What is Marriage Penalty IRS Tax Brackets

By | January 23, 2014

Information about the Marriage Penalty

Most people think that getting married will magically lower their taxes, however, the marriage penalty exists and may actually cause some taxpayers to pay more in taxes after they get married. The following article examines the marriage penalty and explores other tax deductions for people who just got married.


What is Marriage Penalty IRS Tax Brackets

The IRS allows some limited relief from the marriage penalty in the tax rate bracket. Some examples include expanding the joint filer’s 15% tax bracket to twice the single filer’s 15% bracket. It is important to not though that those changes do not address the marriage penalty effect under the rates for joint filer’s income taxed at rates above 15%. This marriage penalty will apply to a large amount of taxpayers.


Examples of the Marriage Penalty

In addition to the marriage penalty caused by the rate structure, other tax laws enforced by the IRS also have the effect of penalizing married taxpayers in different manners because it limits how they take deductions or credits.  These penalties don’t apply to everyone, or in every year, but they still mean more tax when they do start affecting a taxpayer.


Here’s a list of some of the more common marriage penalties:

  • Lower trigger for reduction of itemized deductions: Itemized deductions are limited by the tax laws. A married couple’s itemized deductions are reduced if their adjusted gross income (AGI) exceeds $305,050 (for 2014). If single instead of being married, each could have AGI of $254,200 ($508,400 total) before the reduction in itemized deductions would begin to apply to their taxes. Careful planning could help maximize the value of itemized deductions.
  • Lower capital loss deduction: A married couple can deduct capital losses up to $3,000 total. The same two persons, if single, could deduct a total of $6,000 ($3,000 each).Thus, the married coupled is being penalized up to $3,000 for being married because they will be able to deduct a lower amount of capital losses.
  • Lower threshold for personal exemption phaseout: The personal exemption phaseout applies when AGI exceeds $305,050 for a married couple (for 2014). If single, each could have AGI of $254,200 ($508,400 total) before the phaseout would kick in.
  • Reduced passive activity loss deduction for active rental real estate owner: A married couple who actively participate in renting out real property can deduct up to $25,000 of loss from the activity, if their modified adjusted gross income is $100,000 or less.
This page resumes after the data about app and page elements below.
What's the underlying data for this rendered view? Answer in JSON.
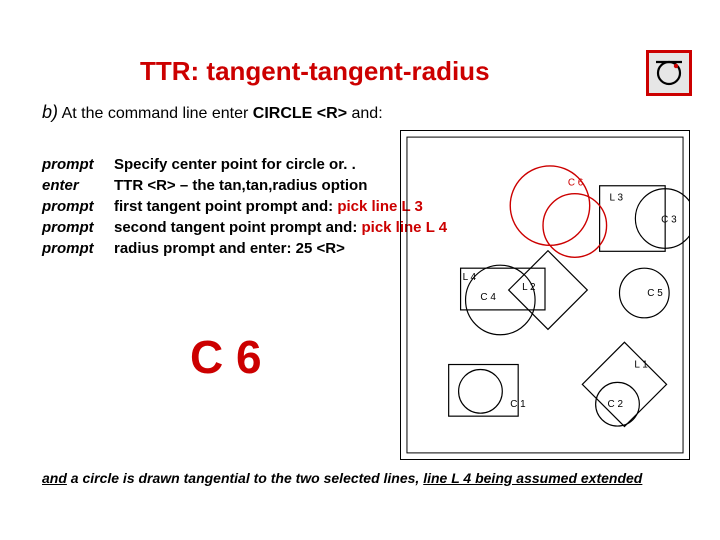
{
  "title": "TTR: tangent-tangent-radius",
  "icon": "circle-tangent-icon",
  "sub": {
    "b": "b)",
    "at": " At the command line enter ",
    "cmd": "CIRCLE <R>",
    "and": " and:"
  },
  "rows": [
    {
      "lbl": "prompt",
      "txt": "Specify center point for circle or. ."
    },
    {
      "lbl": "enter",
      "txt": "TTR <R> – the tan,tan,radius option"
    },
    {
      "lbl": "prompt",
      "txt": "first tangent point prompt and: ",
      "pick": "pick line L 3"
    },
    {
      "lbl": "prompt",
      "txt": "second tangent point prompt and: ",
      "pick": "pick line L 4"
    },
    {
      "lbl": "prompt",
      "txt": "radius prompt and enter: 25 <R>"
    }
  ],
  "c6": "C 6",
  "foot": {
    "and": "and",
    "mid": " a circle is drawn tangential to the two selected lines, ",
    "line": "line L 4 being assumed extended"
  },
  "labels": {
    "c6": "C 6",
    "l3": "L 3",
    "c3": "C 3",
    "l4": "L 4",
    "c4": "C 4",
    "l2": "L 2",
    "c5": "C 5",
    "c1": "C 1",
    "l1": "L 1",
    "c2": "C 2"
  }
}
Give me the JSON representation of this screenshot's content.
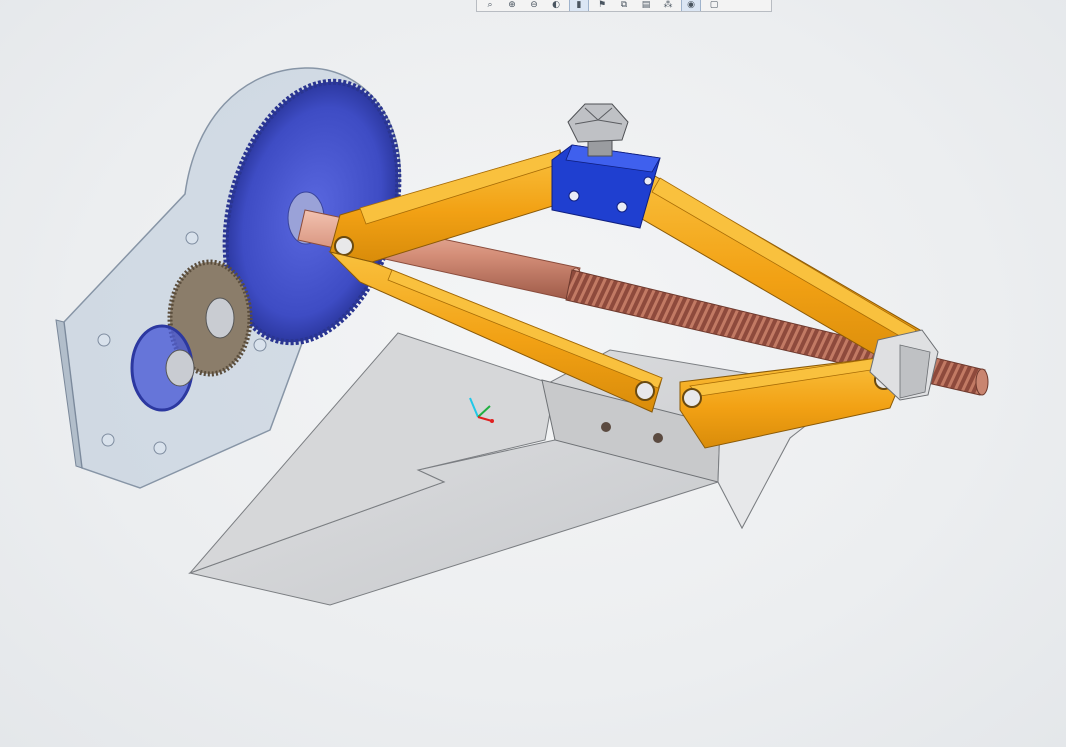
{
  "toolbar": {
    "buttons": [
      {
        "name": "zoom-area-icon",
        "glyph": "⌕"
      },
      {
        "name": "zoom-in-icon",
        "glyph": "⊕"
      },
      {
        "name": "zoom-out-icon",
        "glyph": "⊖"
      },
      {
        "name": "rotate-view-icon",
        "glyph": "◐"
      },
      {
        "name": "select-icon",
        "glyph": "▮",
        "active": true
      },
      {
        "name": "pan-icon",
        "glyph": "⚑"
      },
      {
        "name": "view-orientation-icon",
        "glyph": "⧉"
      },
      {
        "name": "section-view-icon",
        "glyph": "▤"
      },
      {
        "name": "display-style-icon",
        "glyph": "⁂"
      },
      {
        "name": "hide-show-icon",
        "glyph": "◉",
        "active": true
      },
      {
        "name": "appearance-icon",
        "glyph": "▢"
      }
    ]
  },
  "model": {
    "colors": {
      "arm_orange": "#f2a114",
      "arm_orange_light": "#f9c13e",
      "arm_orange_dark": "#c97f08",
      "top_bracket_blue": "#1f3fd0",
      "gear_blue": "#4b5bd6",
      "screw_copper": "#a45a47",
      "rod_copper": "#d89a86",
      "base_plate_gray": "#d5d6d8",
      "housing_glass": "#b9c8d8"
    },
    "triad": {
      "x_color": "#e02020",
      "y_color": "#20b040",
      "z_color": "#20c8e8"
    }
  }
}
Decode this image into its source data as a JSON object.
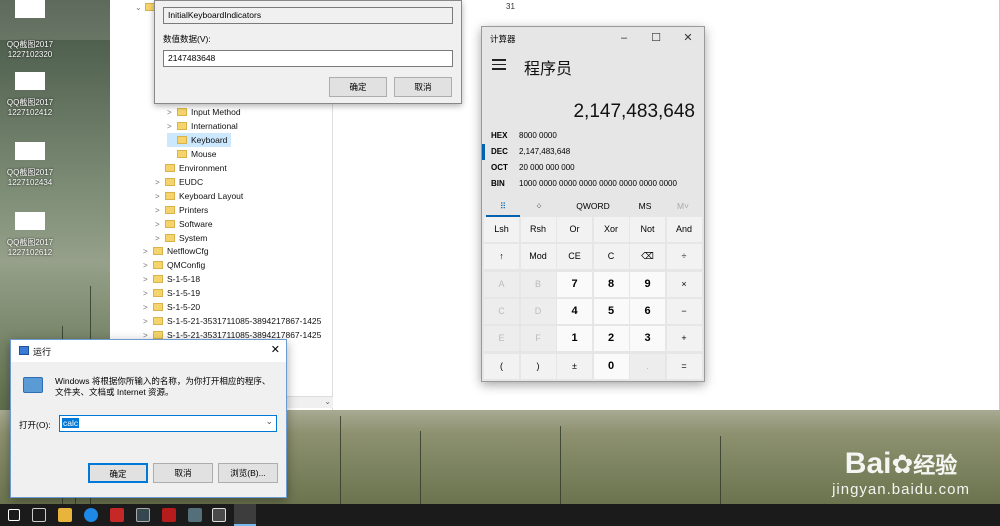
{
  "desktop": {
    "icons": [
      {
        "line1": "QQ截图2017",
        "line2": "1227102320"
      },
      {
        "line1": "QQ截图2017",
        "line2": "1227102412"
      },
      {
        "line1": "QQ截图2017",
        "line2": "1227102434"
      },
      {
        "line1": "QQ截图2017",
        "line2": "1227102612"
      }
    ],
    "top_number": "31"
  },
  "regedit": {
    "tree": [
      {
        "label": "Input Method",
        "arrow": ">"
      },
      {
        "label": "International",
        "arrow": ">"
      },
      {
        "label": "Keyboard",
        "arrow": ""
      },
      {
        "label": "Mouse",
        "arrow": ""
      },
      {
        "label": "Environment",
        "arrow": ""
      },
      {
        "label": "EUDC",
        "arrow": ">"
      },
      {
        "label": "Keyboard Layout",
        "arrow": ">"
      },
      {
        "label": "Printers",
        "arrow": ">"
      },
      {
        "label": "Software",
        "arrow": ">"
      },
      {
        "label": "System",
        "arrow": ">"
      },
      {
        "label": "NetflowCfg",
        "arrow": ">"
      },
      {
        "label": "QMConfig",
        "arrow": ">"
      },
      {
        "label": "S-1-5-18",
        "arrow": ">"
      },
      {
        "label": "S-1-5-19",
        "arrow": ">"
      },
      {
        "label": "S-1-5-20",
        "arrow": ">"
      },
      {
        "label": "S-1-5-21-3531711085-3894217867-1425",
        "arrow": ">"
      },
      {
        "label": "S-1-5-21-3531711085-3894217867-1425",
        "arrow": ">"
      }
    ]
  },
  "edit_dialog": {
    "value_name": "InitialKeyboardIndicators",
    "data_label": "数值数据(V):",
    "value_data": "2147483648",
    "ok": "确定",
    "cancel": "取消"
  },
  "calc": {
    "title": "计算器",
    "mode": "程序员",
    "display": "2,147,483,648",
    "radix": [
      {
        "key": "HEX",
        "val": "8000 0000"
      },
      {
        "key": "DEC",
        "val": "2,147,483,648"
      },
      {
        "key": "OCT",
        "val": "20 000 000 000"
      },
      {
        "key": "BIN",
        "val": "1000 0000 0000 0000 0000 0000 0000 0000"
      }
    ],
    "tabs": {
      "bits": "⠿",
      "word": "QWORD",
      "ms": "MS",
      "mr": "M˅",
      "bitflip": "⁘"
    },
    "keys": [
      [
        "Lsh",
        "Rsh",
        "Or",
        "Xor",
        "Not",
        "And"
      ],
      [
        "↑",
        "Mod",
        "CE",
        "C",
        "⌫",
        "÷"
      ],
      [
        "A",
        "B",
        "7",
        "8",
        "9",
        "×"
      ],
      [
        "C",
        "D",
        "4",
        "5",
        "6",
        "−"
      ],
      [
        "E",
        "F",
        "1",
        "2",
        "3",
        "+"
      ],
      [
        "(",
        ")",
        "±",
        "0",
        ".",
        "="
      ]
    ]
  },
  "run_dialog": {
    "title": "运行",
    "desc1": "Windows 将根据你所输入的名称，为你打开相应的程序、",
    "desc2": "文件夹、文档或 Internet 资源。",
    "open_label": "打开(O):",
    "input_value": "calc",
    "ok": "确定",
    "cancel": "取消",
    "browse": "浏览(B)..."
  },
  "watermark": {
    "brand": "Bai",
    "brand2": "经验",
    "url": "jingyan.baidu.com"
  }
}
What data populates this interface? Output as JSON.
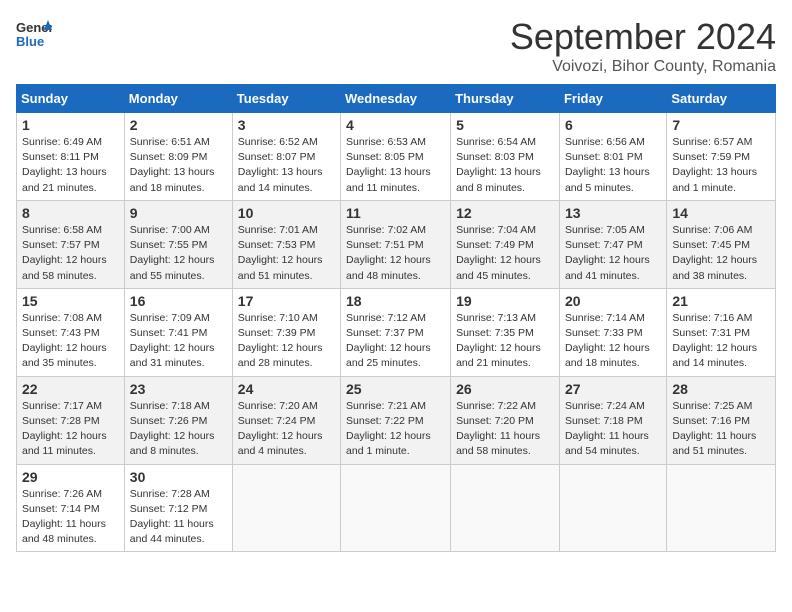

If single, each would get an up to $25,000 deduction (up to $50,000 total) and each could earn $100,000 ($200,000 total).


Marriage Benefit Instead of Penalty

On the other hand, there could be a marriage benefit instead of marriage penalty when there is a big gap between the incomes of both married people. This will allow the married couple to have wider income tax brackets and more income taxed at lower rates.